Righthaven, the copyright troll we’ve mentioned a few times in the last few months, has just seen one of its lawsuits backfire in a major way, that could affect every newspaper in the country if upheld on appeal.
On Friday, a judge stated that he was going to dismiss a copyright lawsuit filed by Righthaven, a company that buys up copyrights from the Las Vegas Review-Journal and other papers for the purpose of suing violators, against a Portland, Oregon nonprofit organization on grounds of fair use.
Even though the nonprofit, the Center for Intercultural Organizing, reposted the entire article without permission, the judge found it to be fair use because the story was being used for educational purposes rather than to try to raise money, and the nature of the story was primarily factual rather than creative. He also found that the CIO’s use did not harm the market for the story.
He also smacked down Righthaven for misusing copyright to make money and chill free speech, rather than encourage and protect creativity as per the federal Copyright Act.
The case will be appealed, of course, and does not set a binding precedent for other Righthaven cases underway, but it will at least make Righthaven think twice about suing other nonprofits in the future.
In an article in the Las Vegas Sun, Steve Green points out that, where newspapers used to be able to get infringing content taken down with a polite phone call or email, the Las Vegas Review-Journal and Righthaven have potentially weakened the copyright protection US newspapers enjoy over their stories by wading in and suing without any preliminaries.
If this decision is adopted by other judges and upheld on appeal, it would mean any nonprofit could post without authorization entire stories from the Las Vegas Sun or any other newspaper — and presumably television and radio reports as well.
In this era of electronic journalism, where republishing stories in their entirety is as easy as copying and pasting, that could be worrying news for the newspapers that could be affected. Something tells me that the editor of the Las Vegas Review-Journal is not going to be very popular at newspaper-industry social events in the near future.
The article sums up a number of problems facing that and other Righthaven lawsuits. One of the biggest is that, in buying up copyrights solely for the purpose of suing, Righthaven automatically forfeits one of the four factors of the fair use test, that of market harm—since they own the copyright and are only using it for the purpose of suing, one law professor pointed out, there is no market. Another factor weakening Righthaven’s cases is that the newspapers in question encourage online sharing of their articles (via social networking and the like).

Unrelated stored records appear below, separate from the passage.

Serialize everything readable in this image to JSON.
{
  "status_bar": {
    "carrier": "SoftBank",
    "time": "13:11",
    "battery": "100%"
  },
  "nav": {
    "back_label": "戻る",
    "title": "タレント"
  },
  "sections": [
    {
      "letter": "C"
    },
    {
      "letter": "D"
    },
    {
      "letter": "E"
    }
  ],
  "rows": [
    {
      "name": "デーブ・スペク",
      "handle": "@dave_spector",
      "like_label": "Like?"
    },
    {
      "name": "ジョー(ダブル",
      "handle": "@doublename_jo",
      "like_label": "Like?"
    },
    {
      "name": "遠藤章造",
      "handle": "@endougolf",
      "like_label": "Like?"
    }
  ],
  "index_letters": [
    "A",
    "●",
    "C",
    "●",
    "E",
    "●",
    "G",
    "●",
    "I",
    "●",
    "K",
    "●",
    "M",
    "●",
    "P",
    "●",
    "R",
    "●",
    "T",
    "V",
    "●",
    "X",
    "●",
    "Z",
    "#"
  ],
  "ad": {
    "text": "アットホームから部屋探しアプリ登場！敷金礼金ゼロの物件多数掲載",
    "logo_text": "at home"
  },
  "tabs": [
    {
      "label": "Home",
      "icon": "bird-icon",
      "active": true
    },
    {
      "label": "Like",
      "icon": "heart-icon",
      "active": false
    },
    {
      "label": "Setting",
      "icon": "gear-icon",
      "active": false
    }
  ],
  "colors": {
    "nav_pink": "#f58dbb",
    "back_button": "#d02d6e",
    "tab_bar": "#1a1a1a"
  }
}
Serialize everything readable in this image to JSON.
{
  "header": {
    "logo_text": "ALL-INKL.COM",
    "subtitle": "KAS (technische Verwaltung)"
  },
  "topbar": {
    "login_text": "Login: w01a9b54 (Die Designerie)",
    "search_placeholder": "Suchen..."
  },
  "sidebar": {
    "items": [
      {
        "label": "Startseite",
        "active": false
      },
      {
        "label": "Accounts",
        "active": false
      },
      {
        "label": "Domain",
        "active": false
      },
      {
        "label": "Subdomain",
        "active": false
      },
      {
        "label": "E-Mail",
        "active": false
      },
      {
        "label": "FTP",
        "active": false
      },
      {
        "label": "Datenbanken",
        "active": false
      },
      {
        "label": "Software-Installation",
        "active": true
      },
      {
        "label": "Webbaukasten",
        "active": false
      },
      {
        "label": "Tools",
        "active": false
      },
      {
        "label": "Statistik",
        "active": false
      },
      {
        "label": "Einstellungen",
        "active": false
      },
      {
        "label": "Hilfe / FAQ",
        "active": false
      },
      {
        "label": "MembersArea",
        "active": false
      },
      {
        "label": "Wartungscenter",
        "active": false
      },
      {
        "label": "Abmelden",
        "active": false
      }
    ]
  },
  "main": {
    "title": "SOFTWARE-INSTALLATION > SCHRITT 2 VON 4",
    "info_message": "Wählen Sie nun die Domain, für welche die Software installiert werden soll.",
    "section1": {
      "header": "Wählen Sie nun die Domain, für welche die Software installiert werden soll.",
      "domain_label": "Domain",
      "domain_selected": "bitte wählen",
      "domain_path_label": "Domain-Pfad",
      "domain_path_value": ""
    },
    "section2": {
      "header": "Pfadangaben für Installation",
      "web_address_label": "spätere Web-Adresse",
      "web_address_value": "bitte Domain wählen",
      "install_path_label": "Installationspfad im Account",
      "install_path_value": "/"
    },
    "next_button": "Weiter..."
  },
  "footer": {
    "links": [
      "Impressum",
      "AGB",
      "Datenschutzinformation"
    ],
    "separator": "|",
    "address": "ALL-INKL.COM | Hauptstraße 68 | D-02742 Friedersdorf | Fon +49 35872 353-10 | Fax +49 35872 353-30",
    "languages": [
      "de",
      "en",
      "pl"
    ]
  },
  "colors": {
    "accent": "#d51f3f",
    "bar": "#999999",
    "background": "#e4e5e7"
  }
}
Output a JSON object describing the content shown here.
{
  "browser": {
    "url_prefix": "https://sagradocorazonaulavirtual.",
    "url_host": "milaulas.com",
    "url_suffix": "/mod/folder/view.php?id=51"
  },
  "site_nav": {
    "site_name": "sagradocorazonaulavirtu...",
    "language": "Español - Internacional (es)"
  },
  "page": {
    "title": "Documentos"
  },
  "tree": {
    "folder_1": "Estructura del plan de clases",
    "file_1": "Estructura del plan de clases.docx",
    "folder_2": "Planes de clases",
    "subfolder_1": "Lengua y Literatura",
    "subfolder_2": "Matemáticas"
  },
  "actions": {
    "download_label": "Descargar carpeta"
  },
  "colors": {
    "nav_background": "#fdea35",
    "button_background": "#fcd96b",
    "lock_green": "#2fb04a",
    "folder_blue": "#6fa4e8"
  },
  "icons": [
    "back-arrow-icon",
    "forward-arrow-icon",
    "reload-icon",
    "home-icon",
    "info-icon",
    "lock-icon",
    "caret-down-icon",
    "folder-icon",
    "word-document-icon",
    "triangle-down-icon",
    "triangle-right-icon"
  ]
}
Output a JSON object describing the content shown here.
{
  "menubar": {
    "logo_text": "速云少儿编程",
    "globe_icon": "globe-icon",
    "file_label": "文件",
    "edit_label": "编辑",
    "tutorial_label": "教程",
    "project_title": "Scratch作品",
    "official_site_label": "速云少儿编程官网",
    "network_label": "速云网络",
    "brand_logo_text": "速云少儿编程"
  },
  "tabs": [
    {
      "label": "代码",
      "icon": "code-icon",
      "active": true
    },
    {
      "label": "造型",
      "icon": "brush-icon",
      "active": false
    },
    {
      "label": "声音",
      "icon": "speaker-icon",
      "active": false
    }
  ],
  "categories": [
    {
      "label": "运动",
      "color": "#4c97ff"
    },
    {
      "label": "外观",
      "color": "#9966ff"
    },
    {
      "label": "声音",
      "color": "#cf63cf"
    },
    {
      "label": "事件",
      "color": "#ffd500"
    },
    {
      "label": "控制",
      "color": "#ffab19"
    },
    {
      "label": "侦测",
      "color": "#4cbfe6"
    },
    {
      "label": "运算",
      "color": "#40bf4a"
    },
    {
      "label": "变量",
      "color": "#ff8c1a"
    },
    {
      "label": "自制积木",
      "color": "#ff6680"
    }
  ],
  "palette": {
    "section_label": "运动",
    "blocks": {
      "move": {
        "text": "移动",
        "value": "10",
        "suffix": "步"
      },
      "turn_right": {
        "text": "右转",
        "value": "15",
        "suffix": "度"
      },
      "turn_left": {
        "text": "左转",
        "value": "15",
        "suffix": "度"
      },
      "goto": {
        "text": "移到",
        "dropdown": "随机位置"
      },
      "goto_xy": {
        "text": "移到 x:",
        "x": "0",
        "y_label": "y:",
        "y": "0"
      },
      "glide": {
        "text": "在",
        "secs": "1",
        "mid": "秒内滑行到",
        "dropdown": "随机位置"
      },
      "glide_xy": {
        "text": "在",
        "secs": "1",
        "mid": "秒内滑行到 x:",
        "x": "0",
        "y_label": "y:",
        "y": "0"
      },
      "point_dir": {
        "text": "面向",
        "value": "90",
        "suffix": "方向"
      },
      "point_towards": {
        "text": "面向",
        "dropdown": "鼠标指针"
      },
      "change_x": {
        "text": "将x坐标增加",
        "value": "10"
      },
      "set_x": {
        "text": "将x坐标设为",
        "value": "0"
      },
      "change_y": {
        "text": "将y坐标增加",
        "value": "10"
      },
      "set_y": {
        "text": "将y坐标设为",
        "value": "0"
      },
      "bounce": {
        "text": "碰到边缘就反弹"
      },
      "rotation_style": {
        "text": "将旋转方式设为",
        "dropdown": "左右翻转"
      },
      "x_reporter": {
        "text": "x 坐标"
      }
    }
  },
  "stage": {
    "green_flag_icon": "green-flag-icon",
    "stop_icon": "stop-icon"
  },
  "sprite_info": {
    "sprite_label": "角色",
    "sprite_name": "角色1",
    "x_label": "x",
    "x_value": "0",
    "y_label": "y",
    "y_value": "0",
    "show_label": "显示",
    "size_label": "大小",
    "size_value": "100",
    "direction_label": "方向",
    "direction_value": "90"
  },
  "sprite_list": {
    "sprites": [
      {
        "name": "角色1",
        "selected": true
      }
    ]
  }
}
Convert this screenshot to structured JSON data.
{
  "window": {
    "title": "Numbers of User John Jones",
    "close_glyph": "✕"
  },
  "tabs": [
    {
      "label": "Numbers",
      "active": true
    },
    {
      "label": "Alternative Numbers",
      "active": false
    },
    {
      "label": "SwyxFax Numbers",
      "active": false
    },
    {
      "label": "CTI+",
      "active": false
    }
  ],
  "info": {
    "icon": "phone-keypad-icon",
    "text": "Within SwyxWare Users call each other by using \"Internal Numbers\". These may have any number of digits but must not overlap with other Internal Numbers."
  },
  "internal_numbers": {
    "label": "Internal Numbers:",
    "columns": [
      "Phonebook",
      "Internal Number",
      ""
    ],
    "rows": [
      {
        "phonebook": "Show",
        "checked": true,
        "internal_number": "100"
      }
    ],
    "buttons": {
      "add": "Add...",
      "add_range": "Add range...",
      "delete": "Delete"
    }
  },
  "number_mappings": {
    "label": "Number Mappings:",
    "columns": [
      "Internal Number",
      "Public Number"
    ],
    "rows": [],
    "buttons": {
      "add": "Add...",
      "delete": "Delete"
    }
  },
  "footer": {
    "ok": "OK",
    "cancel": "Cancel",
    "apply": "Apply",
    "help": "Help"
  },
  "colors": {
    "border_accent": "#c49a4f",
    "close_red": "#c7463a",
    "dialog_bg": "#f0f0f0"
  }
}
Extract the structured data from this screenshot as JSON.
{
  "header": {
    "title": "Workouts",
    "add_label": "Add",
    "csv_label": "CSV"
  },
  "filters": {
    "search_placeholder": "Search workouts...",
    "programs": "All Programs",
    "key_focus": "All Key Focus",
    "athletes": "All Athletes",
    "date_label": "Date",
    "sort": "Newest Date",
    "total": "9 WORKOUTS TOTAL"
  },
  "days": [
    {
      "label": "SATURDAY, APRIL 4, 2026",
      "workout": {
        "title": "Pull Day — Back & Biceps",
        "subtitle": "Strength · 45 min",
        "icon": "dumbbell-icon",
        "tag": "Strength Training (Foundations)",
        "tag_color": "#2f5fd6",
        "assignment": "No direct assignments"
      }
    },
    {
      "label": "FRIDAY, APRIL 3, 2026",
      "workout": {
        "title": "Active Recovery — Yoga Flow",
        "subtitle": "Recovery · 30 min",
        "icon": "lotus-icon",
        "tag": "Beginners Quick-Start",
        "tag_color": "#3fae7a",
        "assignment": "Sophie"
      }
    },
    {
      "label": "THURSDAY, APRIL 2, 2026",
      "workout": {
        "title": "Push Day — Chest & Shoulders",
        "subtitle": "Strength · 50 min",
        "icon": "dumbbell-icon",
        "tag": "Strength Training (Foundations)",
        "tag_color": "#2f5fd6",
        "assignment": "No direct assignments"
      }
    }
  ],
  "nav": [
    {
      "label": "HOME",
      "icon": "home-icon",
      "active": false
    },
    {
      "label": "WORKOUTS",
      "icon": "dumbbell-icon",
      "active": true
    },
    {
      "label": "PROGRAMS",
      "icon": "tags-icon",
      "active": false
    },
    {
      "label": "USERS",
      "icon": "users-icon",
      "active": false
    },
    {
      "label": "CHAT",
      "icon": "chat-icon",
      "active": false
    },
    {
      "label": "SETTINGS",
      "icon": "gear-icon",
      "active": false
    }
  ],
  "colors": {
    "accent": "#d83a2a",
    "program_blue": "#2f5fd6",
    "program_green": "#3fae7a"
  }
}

In any event, it gives me a nice warm feeling of schadenfreude to watch Righthaven’s business model teetering, if not outright imploding. It’s nice that at least some judges will not stand for this type of lawsuit farming.
(Found via Slashdot.)